"They asked me who I would help get into the Hall of Fame next," Lederer said. "I said 'Bill James' and the whole room exploded, clearly behind that idea. Next to Branch Rickey, he's given us the most information to change the way we think about baseball."
Lederer has a second choice, too - Long Beach native Bobby Grich, the former Wilson High star who had a terrific 17-year career with the Orioles and Angels, hit 224 home runs as a second baseman, had a career on-base percentage of .371 and won four Gold Glove awards.
His numbers are comparable with Hall of Fame second baseman Ryne Sandberg (16 years, 282 home runs, nine Gold Glove awards) with the notable exception that Grich, the one year he was on the Hall of Fame ballot, received a mere four votes.
"There were a lot of things back then people didn't consider," Lederer said. "Grich played in two pitchers' parks (Memorial Stadium, Angel Stadium), offense was down in the '70s, and there were a lot of things he did that didn't get people's attention then - that he got on base, was a slugger playing second base, and was the best fielder for most of his career.
"I think he's probably one of the 12 greatest second basemen in baseball history."
Of the 3,000 or so attendees at the SABR Convention here, chances are each fancies their own player like Grich, or an opinion on the horror of pitch counts, or some numbers they've jotted down that you'll never get out of a box score. As gatherings of statistical scientists go, everyone in this group can call themselves a power hitter.
Aaron Gleeman, Jeff Polman, Chris Jaffe, Peter Iorizzo, Cecilia Tan, Geoff Young, Lisa Dillman, Eno Sarris, Sam Miller, Mike Leury posted recaps from SABR 41. You can read excerpts here. The site also links to their full stories, as well as to recaps from local media outlets. You can also read some of the top tweets from SABR 41, too.
I met Gleeman, Jaffe, Young, and Miller for the first time in person even though I have corresponded with the first three via email for years, including going all the way back to 2003 in the case of Aaron and Geoff.
SABR 42 will be held in Minneapolis next summer.
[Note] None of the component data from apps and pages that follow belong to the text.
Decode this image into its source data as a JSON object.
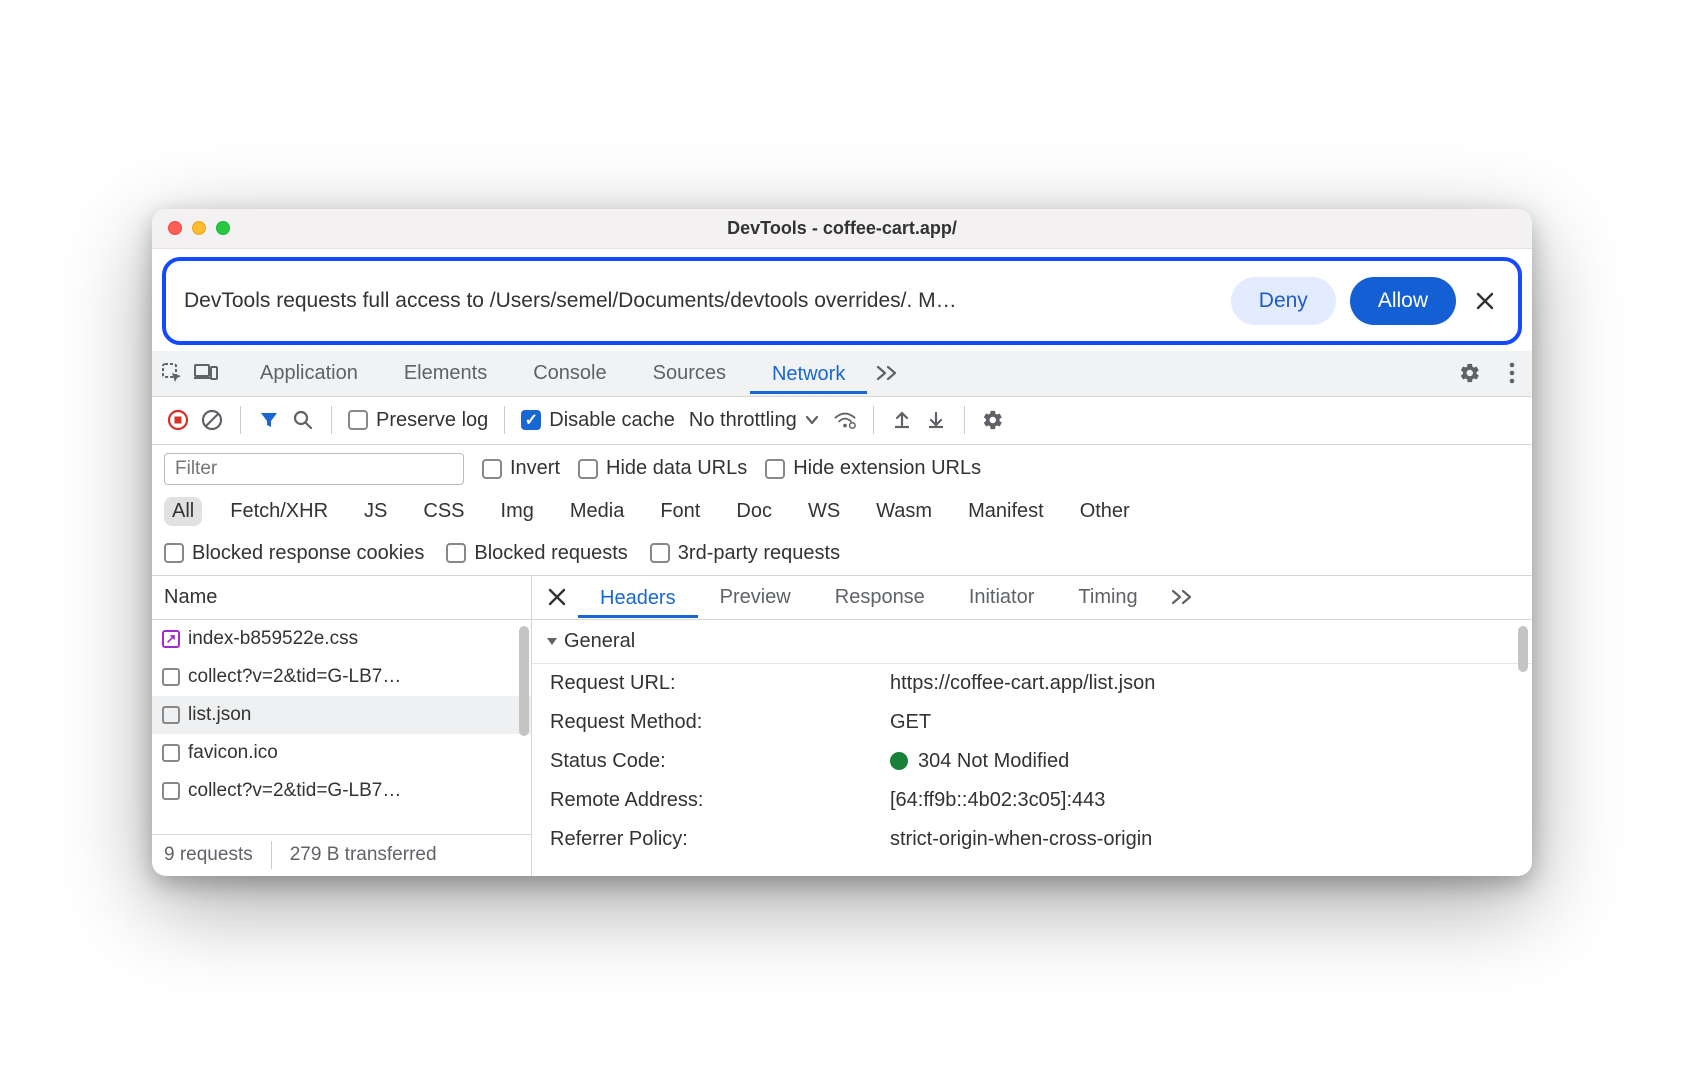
{
  "window": {
    "title": "DevTools - coffee-cart.app/"
  },
  "banner": {
    "text": "DevTools requests full access to /Users/semel/Documents/devtools overrides/. M…",
    "deny": "Deny",
    "allow": "Allow"
  },
  "tabs": {
    "application": "Application",
    "elements": "Elements",
    "console": "Console",
    "sources": "Sources",
    "network": "Network"
  },
  "toolbar": {
    "preserve_log": "Preserve log",
    "disable_cache": "Disable cache",
    "throttling": "No throttling"
  },
  "filter": {
    "placeholder": "Filter",
    "invert": "Invert",
    "hide_data": "Hide data URLs",
    "hide_ext": "Hide extension URLs"
  },
  "types": {
    "all": "All",
    "fetch": "Fetch/XHR",
    "js": "JS",
    "css": "CSS",
    "img": "Img",
    "media": "Media",
    "font": "Font",
    "doc": "Doc",
    "ws": "WS",
    "wasm": "Wasm",
    "manifest": "Manifest",
    "other": "Other"
  },
  "extra": {
    "blocked_cookies": "Blocked response cookies",
    "blocked_requests": "Blocked requests",
    "third_party": "3rd-party requests"
  },
  "name_header": "Name",
  "requests": [
    {
      "name": "index-b859522e.css",
      "override": true
    },
    {
      "name": "collect?v=2&tid=G-LB7…",
      "override": false
    },
    {
      "name": "list.json",
      "override": false,
      "selected": true
    },
    {
      "name": "favicon.ico",
      "override": false
    },
    {
      "name": "collect?v=2&tid=G-LB7…",
      "override": false
    }
  ],
  "footer": {
    "requests": "9 requests",
    "transferred": "279 B transferred"
  },
  "detail_tabs": {
    "headers": "Headers",
    "preview": "Preview",
    "response": "Response",
    "initiator": "Initiator",
    "timing": "Timing"
  },
  "general": {
    "label": "General",
    "request_url_key": "Request URL:",
    "request_url_val": "https://coffee-cart.app/list.json",
    "method_key": "Request Method:",
    "method_val": "GET",
    "status_key": "Status Code:",
    "status_val": "304 Not Modified",
    "remote_key": "Remote Address:",
    "remote_val": "[64:ff9b::4b02:3c05]:443",
    "referrer_key": "Referrer Policy:",
    "referrer_val": "strict-origin-when-cross-origin"
  }
}
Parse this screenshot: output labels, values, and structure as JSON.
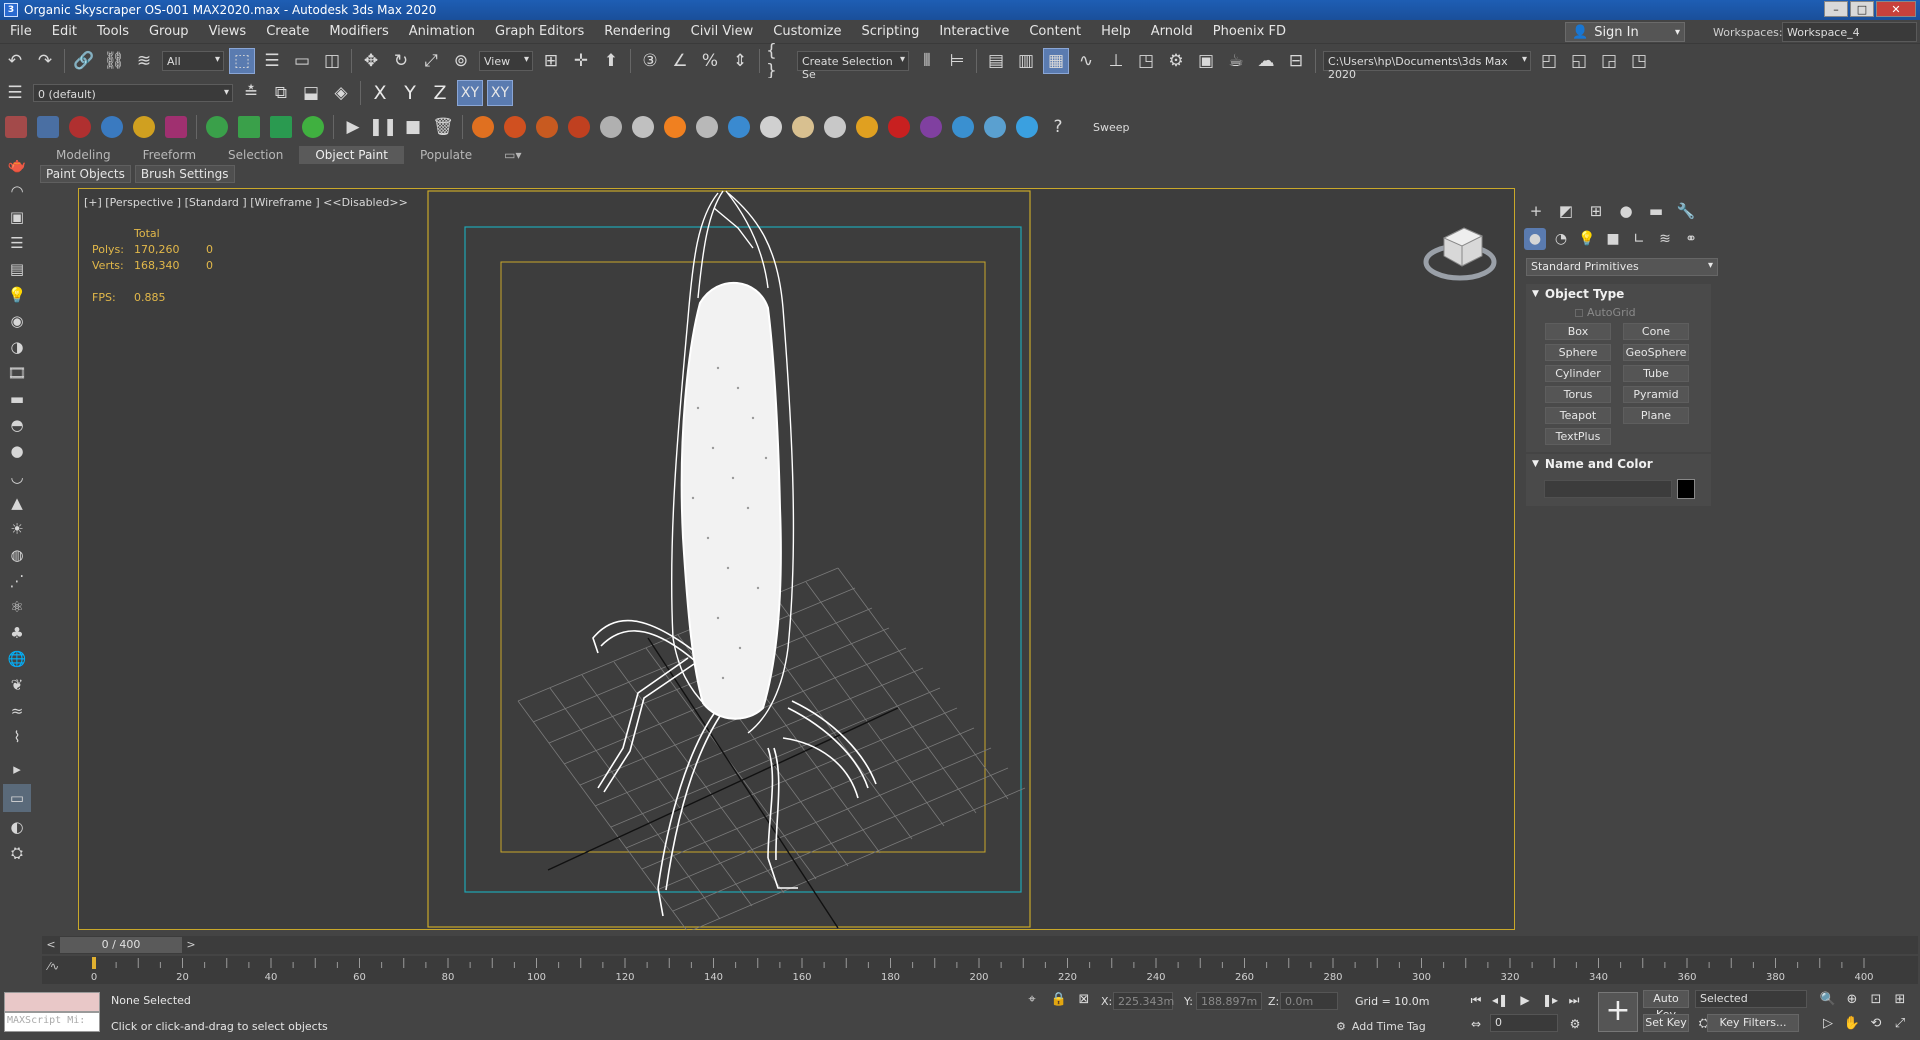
{
  "window": {
    "title": "Organic Skyscraper OS-001 MAX2020.max - Autodesk 3ds Max 2020",
    "app_icon_label": "3",
    "controls": [
      "–",
      "□",
      "✕"
    ]
  },
  "menu": [
    "File",
    "Edit",
    "Tools",
    "Group",
    "Views",
    "Create",
    "Modifiers",
    "Animation",
    "Graph Editors",
    "Rendering",
    "Civil View",
    "Customize",
    "Scripting",
    "Interactive",
    "Content",
    "Help",
    "Arnold",
    "Phoenix FD"
  ],
  "account": {
    "signin_label": "Sign In",
    "workspaces_label": "Workspaces:",
    "workspace_value": "Workspace_4"
  },
  "toolbar1": {
    "selection_filter": "All",
    "view_dropdown": "View",
    "selection_set": "Create Selection Se",
    "project_path": "C:\\Users\\hp\\Documents\\3ds Max 2020"
  },
  "toolbar2": {
    "layer_value": "0 (default)",
    "axes": [
      "X",
      "Y",
      "Z",
      "XY",
      "XY"
    ]
  },
  "toolbar3": {
    "sweep_label": "Sweep"
  },
  "ribbon": {
    "tabs": [
      "Modeling",
      "Freeform",
      "Selection",
      "Object Paint",
      "Populate"
    ],
    "active_tab": "Object Paint",
    "sub_buttons": [
      "Paint Objects",
      "Brush Settings"
    ]
  },
  "viewport": {
    "label": "[+] [Perspective ] [Standard ] [Wireframe ]  <<Disabled>>",
    "stats": {
      "header": "Total",
      "polys_label": "Polys:",
      "polys_value": "170,260",
      "polys_sel": "0",
      "verts_label": "Verts:",
      "verts_value": "168,340",
      "verts_sel": "0",
      "fps_label": "FPS:",
      "fps_value": "0.885"
    },
    "colors": {
      "safe_frame_outer": "#c9a82a",
      "safe_frame_action": "#1fa6b5",
      "safe_frame_title": "#c9a82a",
      "wireframe": "#ffffff",
      "grid": "#7a7a7a"
    }
  },
  "command_panel": {
    "dropdown": "Standard Primitives",
    "object_type": {
      "title": "Object Type",
      "autogrid": "AutoGrid",
      "buttons": [
        "Box",
        "Cone",
        "Sphere",
        "GeoSphere",
        "Cylinder",
        "Tube",
        "Torus",
        "Pyramid",
        "Teapot",
        "Plane",
        "TextPlus"
      ]
    },
    "name_and_color": {
      "title": "Name and Color",
      "name_value": "",
      "color": "#000000"
    }
  },
  "timeline": {
    "frame_indicator": "0 / 400",
    "prev": "<",
    "next": ">",
    "ruler_ticks": [
      "0",
      "20",
      "40",
      "60",
      "80",
      "100",
      "120",
      "140",
      "160",
      "180",
      "200",
      "220",
      "240",
      "260",
      "280",
      "300",
      "320",
      "340",
      "360",
      "380",
      "400"
    ],
    "total_frames": 400
  },
  "status": {
    "maxscript_placeholder": "MAXScript Mi:",
    "selection": "None Selected",
    "prompt": "Click or click-and-drag to select objects",
    "x_label": "X:",
    "x_value": "225.343m",
    "y_label": "Y:",
    "y_value": "188.897m",
    "z_label": "Z:",
    "z_value": "0.0m",
    "grid": "Grid = 10.0m",
    "add_time_tag": "Add Time Tag",
    "current_frame": "0",
    "auto_key": "Auto Key",
    "set_key": "Set Key",
    "key_mode": "Selected",
    "key_filters": "Key Filters..."
  }
}
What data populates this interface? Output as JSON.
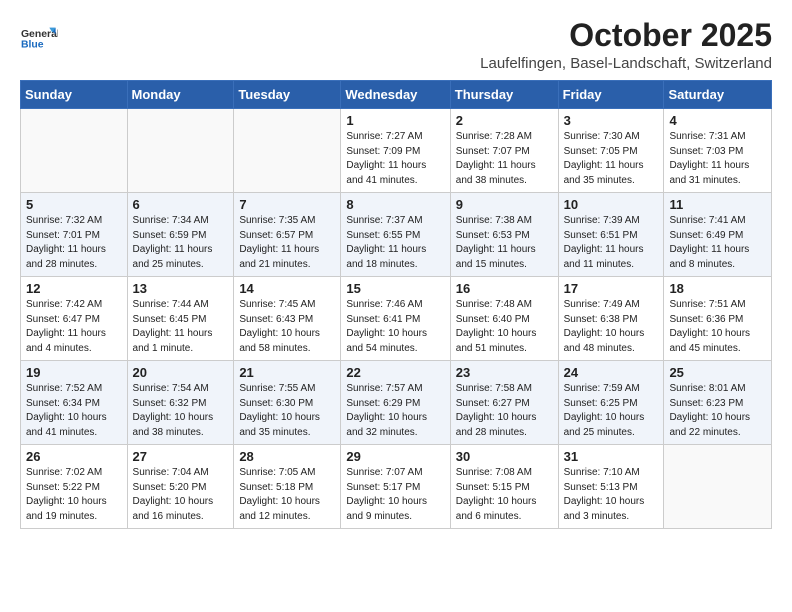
{
  "header": {
    "logo_general": "General",
    "logo_blue": "Blue",
    "month": "October 2025",
    "location": "Laufelfingen, Basel-Landschaft, Switzerland"
  },
  "days_of_week": [
    "Sunday",
    "Monday",
    "Tuesday",
    "Wednesday",
    "Thursday",
    "Friday",
    "Saturday"
  ],
  "weeks": [
    [
      {
        "day": "",
        "info": ""
      },
      {
        "day": "",
        "info": ""
      },
      {
        "day": "",
        "info": ""
      },
      {
        "day": "1",
        "info": "Sunrise: 7:27 AM\nSunset: 7:09 PM\nDaylight: 11 hours\nand 41 minutes."
      },
      {
        "day": "2",
        "info": "Sunrise: 7:28 AM\nSunset: 7:07 PM\nDaylight: 11 hours\nand 38 minutes."
      },
      {
        "day": "3",
        "info": "Sunrise: 7:30 AM\nSunset: 7:05 PM\nDaylight: 11 hours\nand 35 minutes."
      },
      {
        "day": "4",
        "info": "Sunrise: 7:31 AM\nSunset: 7:03 PM\nDaylight: 11 hours\nand 31 minutes."
      }
    ],
    [
      {
        "day": "5",
        "info": "Sunrise: 7:32 AM\nSunset: 7:01 PM\nDaylight: 11 hours\nand 28 minutes."
      },
      {
        "day": "6",
        "info": "Sunrise: 7:34 AM\nSunset: 6:59 PM\nDaylight: 11 hours\nand 25 minutes."
      },
      {
        "day": "7",
        "info": "Sunrise: 7:35 AM\nSunset: 6:57 PM\nDaylight: 11 hours\nand 21 minutes."
      },
      {
        "day": "8",
        "info": "Sunrise: 7:37 AM\nSunset: 6:55 PM\nDaylight: 11 hours\nand 18 minutes."
      },
      {
        "day": "9",
        "info": "Sunrise: 7:38 AM\nSunset: 6:53 PM\nDaylight: 11 hours\nand 15 minutes."
      },
      {
        "day": "10",
        "info": "Sunrise: 7:39 AM\nSunset: 6:51 PM\nDaylight: 11 hours\nand 11 minutes."
      },
      {
        "day": "11",
        "info": "Sunrise: 7:41 AM\nSunset: 6:49 PM\nDaylight: 11 hours\nand 8 minutes."
      }
    ],
    [
      {
        "day": "12",
        "info": "Sunrise: 7:42 AM\nSunset: 6:47 PM\nDaylight: 11 hours\nand 4 minutes."
      },
      {
        "day": "13",
        "info": "Sunrise: 7:44 AM\nSunset: 6:45 PM\nDaylight: 11 hours\nand 1 minute."
      },
      {
        "day": "14",
        "info": "Sunrise: 7:45 AM\nSunset: 6:43 PM\nDaylight: 10 hours\nand 58 minutes."
      },
      {
        "day": "15",
        "info": "Sunrise: 7:46 AM\nSunset: 6:41 PM\nDaylight: 10 hours\nand 54 minutes."
      },
      {
        "day": "16",
        "info": "Sunrise: 7:48 AM\nSunset: 6:40 PM\nDaylight: 10 hours\nand 51 minutes."
      },
      {
        "day": "17",
        "info": "Sunrise: 7:49 AM\nSunset: 6:38 PM\nDaylight: 10 hours\nand 48 minutes."
      },
      {
        "day": "18",
        "info": "Sunrise: 7:51 AM\nSunset: 6:36 PM\nDaylight: 10 hours\nand 45 minutes."
      }
    ],
    [
      {
        "day": "19",
        "info": "Sunrise: 7:52 AM\nSunset: 6:34 PM\nDaylight: 10 hours\nand 41 minutes."
      },
      {
        "day": "20",
        "info": "Sunrise: 7:54 AM\nSunset: 6:32 PM\nDaylight: 10 hours\nand 38 minutes."
      },
      {
        "day": "21",
        "info": "Sunrise: 7:55 AM\nSunset: 6:30 PM\nDaylight: 10 hours\nand 35 minutes."
      },
      {
        "day": "22",
        "info": "Sunrise: 7:57 AM\nSunset: 6:29 PM\nDaylight: 10 hours\nand 32 minutes."
      },
      {
        "day": "23",
        "info": "Sunrise: 7:58 AM\nSunset: 6:27 PM\nDaylight: 10 hours\nand 28 minutes."
      },
      {
        "day": "24",
        "info": "Sunrise: 7:59 AM\nSunset: 6:25 PM\nDaylight: 10 hours\nand 25 minutes."
      },
      {
        "day": "25",
        "info": "Sunrise: 8:01 AM\nSunset: 6:23 PM\nDaylight: 10 hours\nand 22 minutes."
      }
    ],
    [
      {
        "day": "26",
        "info": "Sunrise: 7:02 AM\nSunset: 5:22 PM\nDaylight: 10 hours\nand 19 minutes."
      },
      {
        "day": "27",
        "info": "Sunrise: 7:04 AM\nSunset: 5:20 PM\nDaylight: 10 hours\nand 16 minutes."
      },
      {
        "day": "28",
        "info": "Sunrise: 7:05 AM\nSunset: 5:18 PM\nDaylight: 10 hours\nand 12 minutes."
      },
      {
        "day": "29",
        "info": "Sunrise: 7:07 AM\nSunset: 5:17 PM\nDaylight: 10 hours\nand 9 minutes."
      },
      {
        "day": "30",
        "info": "Sunrise: 7:08 AM\nSunset: 5:15 PM\nDaylight: 10 hours\nand 6 minutes."
      },
      {
        "day": "31",
        "info": "Sunrise: 7:10 AM\nSunset: 5:13 PM\nDaylight: 10 hours\nand 3 minutes."
      },
      {
        "day": "",
        "info": ""
      }
    ]
  ]
}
In the meantime, if you're not a member of this great baseball organization, you should join now. Annual dues are reasonable and entitle you to many benefits, including discounted fees to the national conventions.